99.9% of the sciencey types don't get what ID is really about. It is too easy and too tempting to dismiss out of hand (and to disrespect) in the Dawkins Fan Club echo chamber, in efforts to garner lay-atheist / GNU Atheist attaboys.
So, how to distill the fundamental essence underpinning the multiple facets of ID into a brief enough sentence or two that a GNU can get through before even having a chance to give in to the desire to impress his peers and make himself feel important by buttressing his woo-flagging credentials?
ID is basically an effort to rigorously model various aspects / subsystems of living systems and / or their environments, in rigorously defined contexts, so as to provide an unambiguous analysis of how the given system under consideration changes over time, and what other sorts of systems-with-changes (of more well-understood systems that change, evolve, etc.) the given phenomenon is precisely analogous to- that we can more readily appreciate and wrap our minds around- so as to be able to confidently assess whether or not the systems under consideration evolve / change in ways that fall outside of what would otherwise be considered normal probability bounds. That is to say, ID generally wants to be able to demonstrate that phenomenon X had to have taken place in life's history in precise conditions modeled Y, and that this is inescapable, this is conservative, this is bare minimum, this is indisputable. So now one and all can clearly see that phenomenon X is entirely analogous to rolling 1,000 die 1,000 times and getting all sixes each time. Or entirely analogous to finding an electron outside its orbital 10,000 out of 10,000 times. Or whatever.
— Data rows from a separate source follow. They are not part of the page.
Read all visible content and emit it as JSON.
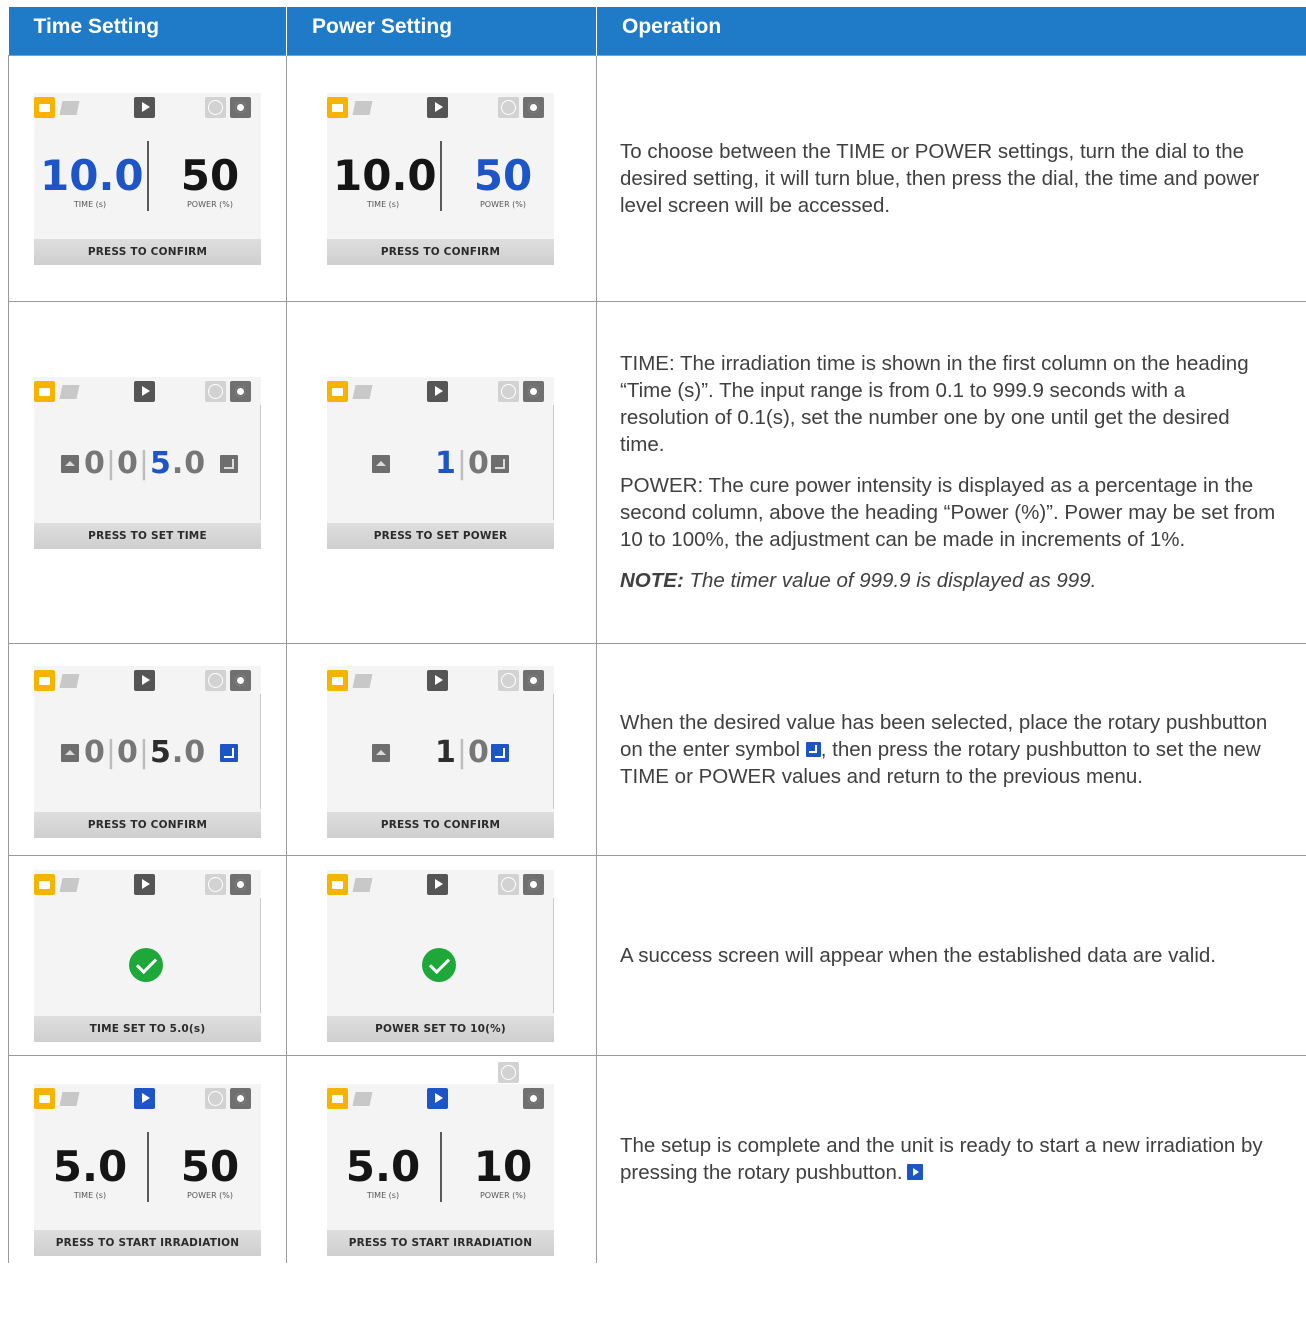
{
  "headers": [
    "Time Setting",
    "Power Setting",
    "Operation"
  ],
  "rows": [
    {
      "time_screen": {
        "time_value": "10.0",
        "power_value": "50",
        "time_label": "TIME (s)",
        "power_label": "POWER (%)",
        "footer": "PRESS TO CONFIRM",
        "selected": "time"
      },
      "power_screen": {
        "time_value": "10.0",
        "power_value": "50",
        "time_label": "TIME (s)",
        "power_label": "POWER (%)",
        "footer": "PRESS TO CONFIRM",
        "selected": "power"
      },
      "operation": [
        "To choose between the TIME or POWER settings, turn the dial to the desired setting, it will turn blue, then press the dial, the time and power level screen will be accessed."
      ]
    },
    {
      "time_screen": {
        "digits": [
          "0",
          "0",
          "5",
          ".0"
        ],
        "footer": "PRESS TO SET TIME"
      },
      "power_screen": {
        "digits": [
          "1",
          "0"
        ],
        "footer": "PRESS TO SET POWER"
      },
      "operation": [
        "TIME:  The irradiation time is shown in the first column on the heading “Time (s)”. The input range is from 0.1 to 999.9 seconds with a resolution of 0.1(s), set the number one by one until get the desired time.",
        "POWER: The cure power intensity is displayed as a percentage in the second column, above the heading “Power (%)”. Power may be set from 10 to 100%, the adjustment can be made in increments of 1%."
      ],
      "note_label": "NOTE:",
      "note_text": " The timer value of 999.9 is displayed as 999."
    },
    {
      "time_screen": {
        "digits": [
          "0",
          "0",
          "5",
          ".0"
        ],
        "footer": "PRESS TO CONFIRM"
      },
      "power_screen": {
        "digits": [
          "1",
          "0"
        ],
        "footer": "PRESS TO CONFIRM"
      },
      "operation_before": "When the desired value has been selected, place the rotary pushbutton on the enter symbol ",
      "operation_after": ", then press the rotary pushbutton to set the new TIME or POWER values and return to the previous menu."
    },
    {
      "time_screen": {
        "footer": "TIME SET TO 5.0(s)"
      },
      "power_screen": {
        "footer": "POWER SET TO 10(%)"
      },
      "operation": [
        "A success screen will appear when the established data are valid."
      ]
    },
    {
      "time_screen": {
        "time_value": "5.0",
        "power_value": "50",
        "time_label": "TIME (s)",
        "power_label": "POWER (%)",
        "footer": "PRESS TO START IRRADIATION"
      },
      "power_screen": {
        "time_value": "5.0",
        "power_value": "10",
        "time_label": "TIME (s)",
        "power_label": "POWER (%)",
        "footer": "PRESS TO START IRRADIATION"
      },
      "operation": [
        "The setup is complete and the unit is ready to start a new irradiation by pressing the rotary pushbutton."
      ]
    }
  ],
  "icons": {
    "folder_open": "folder-open-icon",
    "folder": "folder-icon",
    "play": "play-icon",
    "info": "info-icon",
    "settings": "gear-icon",
    "up": "arrow-up-icon",
    "enter": "enter-icon",
    "success": "check-icon"
  },
  "colors": {
    "header_bg": "#1f7ac7",
    "selected_blue": "#1d55c7",
    "folder_accent": "#f4b400",
    "success_green": "#1fa83a"
  }
}
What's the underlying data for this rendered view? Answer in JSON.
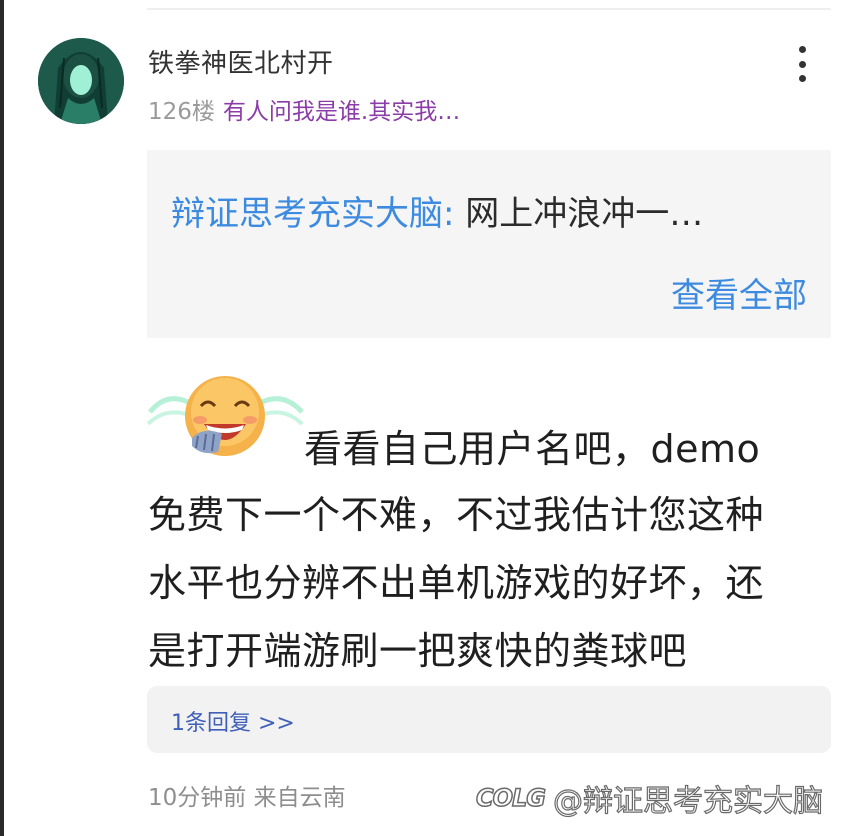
{
  "comment": {
    "username": "铁拳神医北村开",
    "floor": "126楼",
    "floor_quote": "有人问我是谁.其实我…",
    "quoted_reply": {
      "author": "辩证思考充实大脑:",
      "text": " 网上冲浪冲一…",
      "view_all": "查看全部"
    },
    "text_lines": [
      "看看自己用户名吧，demo",
      "免费下一个不难，不过我估计您这种",
      "水平也分辨不出单机游戏的好坏，还",
      "是打开端游刷一把爽快的粪球吧"
    ],
    "emoji": "laughing-crying-emoji",
    "replies_label": "1条回复 >>",
    "meta": "10分钟前 来自云南"
  },
  "watermark": {
    "logo": "COLG",
    "text": "@辩证思考充实大脑"
  },
  "colors": {
    "link_blue": "#3d8be0",
    "quote_purple": "#8c3ca8",
    "reply_blue": "#3f5fb8",
    "muted_gray": "#8e8e8e"
  }
}
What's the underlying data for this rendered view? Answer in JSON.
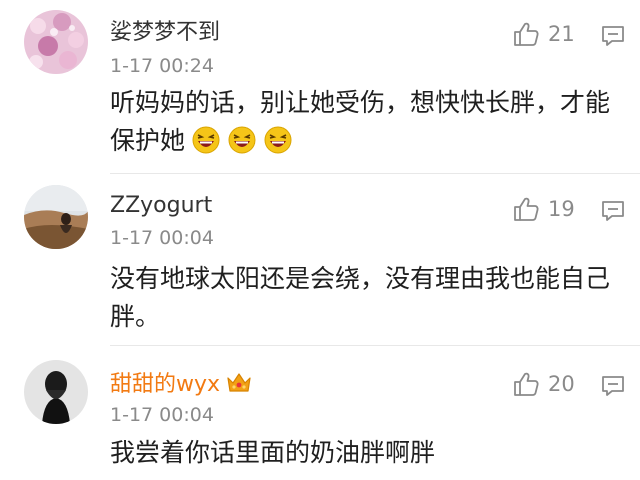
{
  "comments": [
    {
      "username": "娑梦梦不到",
      "time": "1-17 00:24",
      "likes": "21",
      "text": "听妈妈的话，别让她受伤，想快快长胖，才能保护她",
      "avatar_icon": "pink-blossom-avatar",
      "emoji_count": 3,
      "emoji_icon": "laughing-face-emoji"
    },
    {
      "username": "ZZyogurt",
      "time": "1-17 00:04",
      "likes": "19",
      "text": "没有地球太阳还是会绕，没有理由我也能自己胖。",
      "avatar_icon": "landscape-photo-avatar"
    },
    {
      "username": "甜甜的wyx",
      "time": "1-17 00:04",
      "likes": "20",
      "text": "我尝着你话里面的奶油胖啊胖",
      "avatar_icon": "dark-portrait-avatar",
      "badge_icon": "crown-icon"
    }
  ],
  "colors": {
    "vip_name": "#f27a12",
    "meta_gray": "#8a8a8a"
  }
}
This approach does not invoke potential "miracles" as they are popularly understood. Everything in such investigations has nothing to do with logically impossible events. Such events are possible in principle, which means they should be investigated.
Of course most ID proponents think the writing is on the wall and that with information (evidence) already available, it is possible (necessary) to intuit that many such known phenomena / events in life's history qualify as being extraordinarily unlikely, as per the way things normally work. But obviously until the formalizations are rigorous enough and the evidence and data are plentiful enough such that no one can disagree without being an evident fool, there is more work to be done. All the while being open to some theories about some phenomena being entirely explicable given the "normal" or "usual" behavior / probability bounds of the systems / contexts in which they are defined / modeled. This is open mindedness. This is the true pursuit of empirical knowledge.
The popular-atheists and Dawkins-cult movements however will rule out such considerations and investigations from the outset, due to philosophical convictions of which they themselves are blissfully and fervently unaware.